           This book breaks the prejudice that we might have about printed literature. It mocks how books are supposed to be. Footnotes have to give useful information to readers. However, among millions of footnotes, either Zampano or Johnny does not explain what this Morse code (· · · – – – · · ·) means and you cannot finish this book without holding upside down and using mirror. Besides, some footnotes distract readers to concentrate rather than help to understand the story. In addition, we usually think reading books give various indirect experiences. However, the printed books give both direct as well as indirect experience. When I was in the elementary school, my teacher almost forced us to read books during summer break. She explained if I read books I could experience various things indirectly. However, while I passed through this crazy labyrinth, I was seriously confused and annoyed. It does not belong to only indirect experience anymore. How it formatted makes you feel really intricate. This entire format challenges traditional structures of printed books.

1 comment:

  1. At this point, I feel like, "of course this book has Morse code." The strange will now and forever be accepted, thank you House of Leaves. The SOS message seems to me to be a distress message for the men who are searching through the depths of the house. Their exploration was the creepiest part of the story for me, but also the most fun. I was so wrapped up in it, waiting for something disastrous to happen.
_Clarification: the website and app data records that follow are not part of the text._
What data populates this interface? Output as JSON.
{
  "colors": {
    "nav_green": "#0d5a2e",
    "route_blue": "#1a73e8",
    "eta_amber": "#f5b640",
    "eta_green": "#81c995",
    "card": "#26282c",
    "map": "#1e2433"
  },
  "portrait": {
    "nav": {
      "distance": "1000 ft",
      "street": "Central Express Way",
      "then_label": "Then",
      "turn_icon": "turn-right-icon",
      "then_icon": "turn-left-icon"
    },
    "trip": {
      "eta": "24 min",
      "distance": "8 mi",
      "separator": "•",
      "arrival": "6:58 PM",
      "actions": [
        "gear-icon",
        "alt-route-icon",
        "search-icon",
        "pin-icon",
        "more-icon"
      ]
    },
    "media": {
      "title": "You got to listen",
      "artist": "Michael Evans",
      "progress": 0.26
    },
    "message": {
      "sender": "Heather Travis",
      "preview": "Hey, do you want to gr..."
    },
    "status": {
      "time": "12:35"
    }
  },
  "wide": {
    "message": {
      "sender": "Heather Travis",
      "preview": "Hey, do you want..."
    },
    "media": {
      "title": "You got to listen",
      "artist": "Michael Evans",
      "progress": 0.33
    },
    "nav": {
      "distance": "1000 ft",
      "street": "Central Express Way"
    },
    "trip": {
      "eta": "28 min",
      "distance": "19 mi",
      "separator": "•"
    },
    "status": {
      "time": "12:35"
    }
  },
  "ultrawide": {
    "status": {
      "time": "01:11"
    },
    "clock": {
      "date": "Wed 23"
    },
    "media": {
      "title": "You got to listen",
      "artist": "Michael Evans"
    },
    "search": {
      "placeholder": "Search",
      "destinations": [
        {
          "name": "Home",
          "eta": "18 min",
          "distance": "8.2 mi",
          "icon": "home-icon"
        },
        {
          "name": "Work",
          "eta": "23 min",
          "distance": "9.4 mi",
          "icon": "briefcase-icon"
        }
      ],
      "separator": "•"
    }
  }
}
The strange formatting of the book only builds up this suspense for me, as you can not entirely know what will be on the next page story wise and visually. This book is one of surprises.